* ASSIGNMENT
Search the records below for the string "大道组O", and report each line that contains it.

(Saved data entries)
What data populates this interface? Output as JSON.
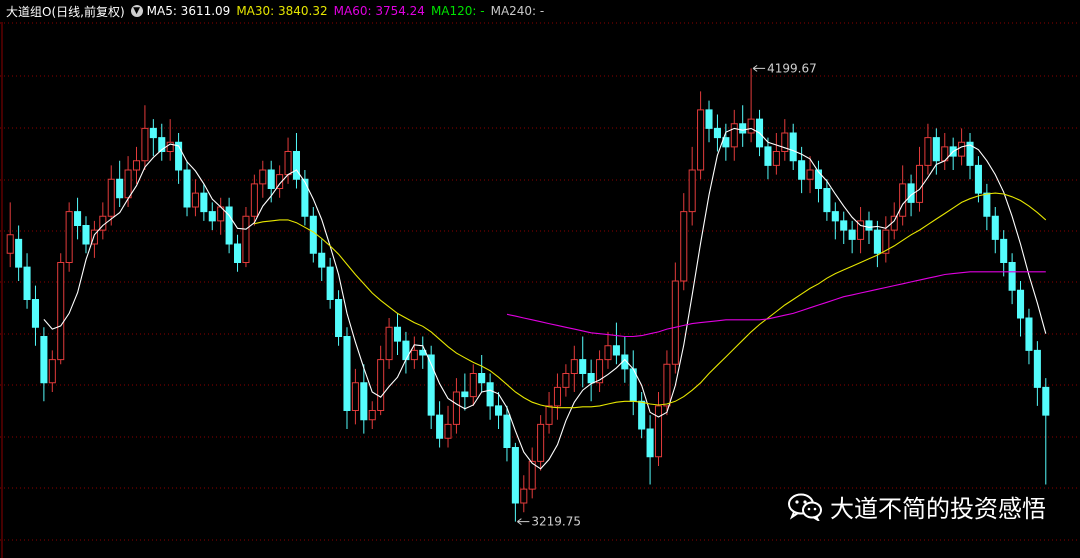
{
  "legend": {
    "stock_name": "大道组O(日线,前复权)",
    "ma5": "MA5: 3611.09",
    "ma30": "MA30: 3840.32",
    "ma60": "MA60: 3754.24",
    "ma120": "MA120: -",
    "ma240": "MA240: -"
  },
  "watermark": {
    "text": "大道不简的投资感悟",
    "icon": "wechat-icon"
  },
  "colors": {
    "background": "#000000",
    "grid": "#8b0000",
    "up": "#e23b3b",
    "down": "#54fcfc",
    "ma5": "#ffffff",
    "ma30": "#e6e600",
    "ma60": "#e000e0",
    "ma120": "#00e000",
    "ma240": "#c8c8c8"
  },
  "chart_data": {
    "type": "candlestick",
    "title": "大道组O(日线,前复权)",
    "ylim": [
      3180,
      4300
    ],
    "grid": true,
    "max_label": "4199.67",
    "min_label": "3219.75",
    "candles": [
      [
        3800,
        3840,
        3910,
        3770
      ],
      [
        3830,
        3770,
        3860,
        3740
      ],
      [
        3770,
        3700,
        3800,
        3680
      ],
      [
        3700,
        3640,
        3730,
        3600
      ],
      [
        3620,
        3520,
        3640,
        3480
      ],
      [
        3520,
        3570,
        3590,
        3500
      ],
      [
        3570,
        3780,
        3800,
        3560
      ],
      [
        3780,
        3890,
        3910,
        3760
      ],
      [
        3890,
        3860,
        3920,
        3830
      ],
      [
        3860,
        3820,
        3880,
        3800
      ],
      [
        3820,
        3850,
        3870,
        3790
      ],
      [
        3850,
        3880,
        3910,
        3830
      ],
      [
        3880,
        3960,
        3990,
        3860
      ],
      [
        3960,
        3920,
        4000,
        3900
      ],
      [
        3920,
        3980,
        4010,
        3900
      ],
      [
        3980,
        4000,
        4030,
        3950
      ],
      [
        4000,
        4070,
        4120,
        3980
      ],
      [
        4070,
        4050,
        4090,
        4010
      ],
      [
        4050,
        4020,
        4080,
        4000
      ],
      [
        4020,
        4040,
        4090,
        4000
      ],
      [
        4040,
        3980,
        4060,
        3950
      ],
      [
        3980,
        3900,
        4000,
        3880
      ],
      [
        3900,
        3930,
        3960,
        3880
      ],
      [
        3930,
        3890,
        3950,
        3870
      ],
      [
        3890,
        3870,
        3910,
        3850
      ],
      [
        3870,
        3900,
        3920,
        3840
      ],
      [
        3900,
        3820,
        3920,
        3800
      ],
      [
        3820,
        3780,
        3840,
        3760
      ],
      [
        3780,
        3880,
        3900,
        3770
      ],
      [
        3880,
        3950,
        3970,
        3860
      ],
      [
        3950,
        3980,
        4000,
        3920
      ],
      [
        3980,
        3940,
        4000,
        3910
      ],
      [
        3940,
        3970,
        3990,
        3920
      ],
      [
        3970,
        4020,
        4050,
        3950
      ],
      [
        4020,
        3960,
        4060,
        3940
      ],
      [
        3960,
        3880,
        3980,
        3860
      ],
      [
        3880,
        3800,
        3900,
        3780
      ],
      [
        3800,
        3770,
        3830,
        3740
      ],
      [
        3770,
        3700,
        3790,
        3680
      ],
      [
        3700,
        3620,
        3720,
        3600
      ],
      [
        3620,
        3460,
        3640,
        3420
      ],
      [
        3460,
        3520,
        3550,
        3430
      ],
      [
        3520,
        3440,
        3560,
        3410
      ],
      [
        3440,
        3460,
        3480,
        3420
      ],
      [
        3460,
        3570,
        3600,
        3450
      ],
      [
        3570,
        3640,
        3660,
        3550
      ],
      [
        3640,
        3610,
        3670,
        3580
      ],
      [
        3610,
        3570,
        3630,
        3540
      ],
      [
        3570,
        3590,
        3620,
        3550
      ],
      [
        3590,
        3580,
        3620,
        3550
      ],
      [
        3580,
        3450,
        3600,
        3420
      ],
      [
        3450,
        3400,
        3480,
        3380
      ],
      [
        3400,
        3430,
        3470,
        3380
      ],
      [
        3430,
        3500,
        3530,
        3410
      ],
      [
        3500,
        3490,
        3540,
        3460
      ],
      [
        3490,
        3540,
        3560,
        3470
      ],
      [
        3540,
        3520,
        3580,
        3500
      ],
      [
        3520,
        3470,
        3540,
        3440
      ],
      [
        3470,
        3450,
        3500,
        3420
      ],
      [
        3450,
        3380,
        3470,
        3350
      ],
      [
        3380,
        3260,
        3390,
        3219.75
      ],
      [
        3260,
        3290,
        3320,
        3240
      ],
      [
        3290,
        3350,
        3380,
        3270
      ],
      [
        3350,
        3430,
        3450,
        3330
      ],
      [
        3430,
        3470,
        3500,
        3410
      ],
      [
        3470,
        3510,
        3540,
        3440
      ],
      [
        3510,
        3540,
        3560,
        3490
      ],
      [
        3540,
        3570,
        3600,
        3500
      ],
      [
        3570,
        3540,
        3620,
        3510
      ],
      [
        3540,
        3520,
        3570,
        3480
      ],
      [
        3520,
        3570,
        3590,
        3500
      ],
      [
        3570,
        3600,
        3630,
        3550
      ],
      [
        3600,
        3580,
        3650,
        3560
      ],
      [
        3580,
        3550,
        3620,
        3520
      ],
      [
        3550,
        3480,
        3590,
        3450
      ],
      [
        3480,
        3420,
        3500,
        3400
      ],
      [
        3420,
        3360,
        3450,
        3300
      ],
      [
        3360,
        3470,
        3500,
        3340
      ],
      [
        3470,
        3560,
        3590,
        3450
      ],
      [
        3560,
        3740,
        3780,
        3540
      ],
      [
        3740,
        3890,
        3930,
        3720
      ],
      [
        3890,
        3980,
        4030,
        3860
      ],
      [
        3980,
        4110,
        4150,
        3960
      ],
      [
        4110,
        4070,
        4130,
        4040
      ],
      [
        4070,
        4050,
        4100,
        4020
      ],
      [
        4050,
        4030,
        4080,
        4000
      ],
      [
        4030,
        4080,
        4110,
        4000
      ],
      [
        4080,
        4060,
        4120,
        4030
      ],
      [
        4060,
        4090,
        4199.67,
        4040
      ],
      [
        4090,
        4030,
        4110,
        4010
      ],
      [
        4030,
        3990,
        4050,
        3960
      ],
      [
        3990,
        4020,
        4060,
        3970
      ],
      [
        4020,
        4060,
        4090,
        4000
      ],
      [
        4060,
        4000,
        4080,
        3980
      ],
      [
        4000,
        3960,
        4030,
        3930
      ],
      [
        3960,
        3980,
        4010,
        3930
      ],
      [
        3980,
        3940,
        4000,
        3910
      ],
      [
        3940,
        3890,
        3960,
        3870
      ],
      [
        3890,
        3870,
        3910,
        3830
      ],
      [
        3870,
        3850,
        3890,
        3820
      ],
      [
        3850,
        3830,
        3870,
        3800
      ],
      [
        3830,
        3870,
        3900,
        3800
      ],
      [
        3870,
        3850,
        3890,
        3820
      ],
      [
        3850,
        3800,
        3870,
        3770
      ],
      [
        3800,
        3850,
        3880,
        3780
      ],
      [
        3850,
        3880,
        3910,
        3830
      ],
      [
        3880,
        3950,
        3990,
        3860
      ],
      [
        3950,
        3910,
        3970,
        3880
      ],
      [
        3910,
        3990,
        4030,
        3890
      ],
      [
        3990,
        4050,
        4080,
        3970
      ],
      [
        4050,
        4000,
        4070,
        3970
      ],
      [
        4000,
        4030,
        4060,
        3980
      ],
      [
        4030,
        4010,
        4050,
        3980
      ],
      [
        4010,
        4040,
        4070,
        3990
      ],
      [
        4040,
        3990,
        4060,
        3960
      ],
      [
        3990,
        3930,
        4010,
        3910
      ],
      [
        3930,
        3880,
        3950,
        3850
      ],
      [
        3880,
        3830,
        3900,
        3800
      ],
      [
        3830,
        3780,
        3850,
        3750
      ],
      [
        3780,
        3720,
        3800,
        3690
      ],
      [
        3720,
        3660,
        3740,
        3620
      ],
      [
        3660,
        3590,
        3680,
        3560
      ],
      [
        3590,
        3510,
        3610,
        3470
      ],
      [
        3510,
        3450,
        3530,
        3300
      ]
    ],
    "ma5": [
      null,
      null,
      null,
      null,
      3657,
      3636,
      3643,
      3670,
      3715,
      3786,
      3840,
      3860,
      3874,
      3888,
      3918,
      3946,
      3986,
      4007,
      4024,
      4036,
      4032,
      3998,
      3978,
      3950,
      3917,
      3900,
      3882,
      3854,
      3852,
      3866,
      3902,
      3924,
      3950,
      3970,
      3980,
      3954,
      3917,
      3873,
      3816,
      3754,
      3670,
      3608,
      3552,
      3500,
      3489,
      3512,
      3532,
      3570,
      3602,
      3600,
      3560,
      3518,
      3486,
      3474,
      3464,
      3472,
      3500,
      3504,
      3496,
      3466,
      3416,
      3370,
      3346,
      3334,
      3354,
      3386,
      3438,
      3478,
      3504,
      3518,
      3526,
      3538,
      3552,
      3570,
      3550,
      3514,
      3456,
      3446,
      3456,
      3514,
      3602,
      3710,
      3822,
      3926,
      4012,
      4062,
      4070,
      4066,
      4070,
      4060,
      4040,
      4034,
      4028,
      4022,
      4014,
      4004,
      3976,
      3956,
      3928,
      3902,
      3878,
      3860,
      3856,
      3858,
      3854,
      3870,
      3906,
      3926,
      3938,
      3964,
      3992,
      4000,
      4020,
      4030,
      4034,
      4024,
      4000,
      3970,
      3932,
      3880,
      3820,
      3752,
      3692,
      3626
    ],
    "ma30": [
      null,
      null,
      null,
      null,
      null,
      null,
      null,
      null,
      null,
      null,
      null,
      null,
      null,
      null,
      null,
      null,
      null,
      null,
      null,
      null,
      null,
      null,
      null,
      null,
      null,
      null,
      null,
      null,
      null,
      3864,
      3868,
      3870,
      3872,
      3872,
      3866,
      3856,
      3846,
      3832,
      3816,
      3798,
      3776,
      3754,
      3734,
      3714,
      3698,
      3684,
      3670,
      3660,
      3650,
      3642,
      3630,
      3614,
      3598,
      3584,
      3574,
      3564,
      3556,
      3546,
      3532,
      3516,
      3500,
      3488,
      3478,
      3472,
      3468,
      3466,
      3466,
      3466,
      3468,
      3468,
      3470,
      3474,
      3478,
      3480,
      3480,
      3478,
      3474,
      3472,
      3474,
      3480,
      3490,
      3504,
      3520,
      3540,
      3558,
      3576,
      3594,
      3612,
      3630,
      3646,
      3660,
      3674,
      3688,
      3700,
      3712,
      3724,
      3734,
      3746,
      3756,
      3764,
      3772,
      3780,
      3788,
      3796,
      3806,
      3816,
      3828,
      3840,
      3850,
      3862,
      3874,
      3886,
      3898,
      3910,
      3918,
      3924,
      3928,
      3930,
      3928,
      3922,
      3914,
      3902,
      3888,
      3872
    ],
    "ma60": [
      null,
      null,
      null,
      null,
      null,
      null,
      null,
      null,
      null,
      null,
      null,
      null,
      null,
      null,
      null,
      null,
      null,
      null,
      null,
      null,
      null,
      null,
      null,
      null,
      null,
      null,
      null,
      null,
      null,
      null,
      null,
      null,
      null,
      null,
      null,
      null,
      null,
      null,
      null,
      null,
      null,
      null,
      null,
      null,
      null,
      null,
      null,
      null,
      null,
      null,
      null,
      null,
      null,
      null,
      null,
      null,
      null,
      null,
      null,
      3668,
      3664,
      3660,
      3656,
      3652,
      3648,
      3644,
      3640,
      3636,
      3632,
      3628,
      3626,
      3624,
      3622,
      3620,
      3620,
      3622,
      3626,
      3630,
      3636,
      3640,
      3644,
      3648,
      3650,
      3652,
      3654,
      3656,
      3656,
      3656,
      3656,
      3656,
      3658,
      3662,
      3666,
      3670,
      3676,
      3682,
      3688,
      3694,
      3700,
      3706,
      3710,
      3714,
      3718,
      3722,
      3726,
      3730,
      3734,
      3738,
      3742,
      3746,
      3750,
      3754,
      3756,
      3758,
      3760,
      3760,
      3760,
      3760,
      3760,
      3760,
      3760,
      3760,
      3760,
      3760
    ]
  }
}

* REPLY TO THE TASK
    "stock_name": "大道组O(日线,前复权)",
    "title": "大道组O(日线,前复权)",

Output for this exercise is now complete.